The state education department released this afternoon a new priority list, comprised of the 85 schools it ranks in the bottom 5 percent in the state.

The list foreshadows where much of the state and school district’s attention and funds will be directed in coming years: The state announced that districts would receive $7 million to support efforts to improve the low-performing schools before they would be subject to “mandatory interventions” such as being taken over by the ASD or placed in a district Innovation Zone. Schools in both the ASD and the I-Zone are completely overhauled and receive new staff and academic programs; most schools in the ASD are turned into charter schools.

Sixty-nine of the 83 schools on the previous list were in Memphis, which has made the city ground zero for the state-run district and other reforms in the state. This year, 59 schools in Memphis remain on the list. Nine of those are already in the state-run district, while the other 50 are part of Shelby County Schools.

The list is calculated by determining a school’s success rate: How many students are proficient in reading, math, and science—and, in high school, how many students graduate—divided by the number of students in a school.

The state also released a list of focus schools, which are the 10 percent of schools large achievement gaps between groups of students, such as students from different racial or ethnic backgrounds or students with disabilities and those without.

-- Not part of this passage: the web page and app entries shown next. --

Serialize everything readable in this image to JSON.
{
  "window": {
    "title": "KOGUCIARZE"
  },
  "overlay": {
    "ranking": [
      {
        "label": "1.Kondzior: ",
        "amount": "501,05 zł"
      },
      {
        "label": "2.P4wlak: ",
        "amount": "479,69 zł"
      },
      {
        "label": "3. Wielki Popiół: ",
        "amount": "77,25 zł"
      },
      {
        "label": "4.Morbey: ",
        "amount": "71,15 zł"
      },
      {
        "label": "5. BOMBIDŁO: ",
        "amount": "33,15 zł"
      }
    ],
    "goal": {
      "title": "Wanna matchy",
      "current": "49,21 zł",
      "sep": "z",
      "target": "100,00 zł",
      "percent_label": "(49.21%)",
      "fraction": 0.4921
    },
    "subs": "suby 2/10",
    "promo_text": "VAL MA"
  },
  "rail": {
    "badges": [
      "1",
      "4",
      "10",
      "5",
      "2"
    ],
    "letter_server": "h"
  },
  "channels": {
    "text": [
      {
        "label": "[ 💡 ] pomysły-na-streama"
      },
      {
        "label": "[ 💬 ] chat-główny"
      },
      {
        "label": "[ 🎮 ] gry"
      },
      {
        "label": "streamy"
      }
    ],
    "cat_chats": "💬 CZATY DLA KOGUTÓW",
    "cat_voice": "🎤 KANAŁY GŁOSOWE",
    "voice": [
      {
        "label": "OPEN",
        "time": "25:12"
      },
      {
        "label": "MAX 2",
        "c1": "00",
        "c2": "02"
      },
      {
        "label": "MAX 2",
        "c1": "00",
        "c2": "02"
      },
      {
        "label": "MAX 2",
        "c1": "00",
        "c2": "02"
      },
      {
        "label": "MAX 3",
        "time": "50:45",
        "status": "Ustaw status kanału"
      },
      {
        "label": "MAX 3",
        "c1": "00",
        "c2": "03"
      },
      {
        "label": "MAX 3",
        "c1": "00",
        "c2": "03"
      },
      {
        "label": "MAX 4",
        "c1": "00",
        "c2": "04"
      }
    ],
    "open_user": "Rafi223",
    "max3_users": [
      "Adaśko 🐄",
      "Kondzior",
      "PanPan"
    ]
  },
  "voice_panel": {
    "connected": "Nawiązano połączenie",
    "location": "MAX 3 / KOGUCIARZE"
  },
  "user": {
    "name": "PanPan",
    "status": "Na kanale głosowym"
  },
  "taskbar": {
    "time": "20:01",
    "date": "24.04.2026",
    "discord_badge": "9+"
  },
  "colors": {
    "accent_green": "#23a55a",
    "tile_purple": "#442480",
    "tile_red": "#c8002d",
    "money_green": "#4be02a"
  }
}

The entire state’s school-level results are available here.

More analysis to come.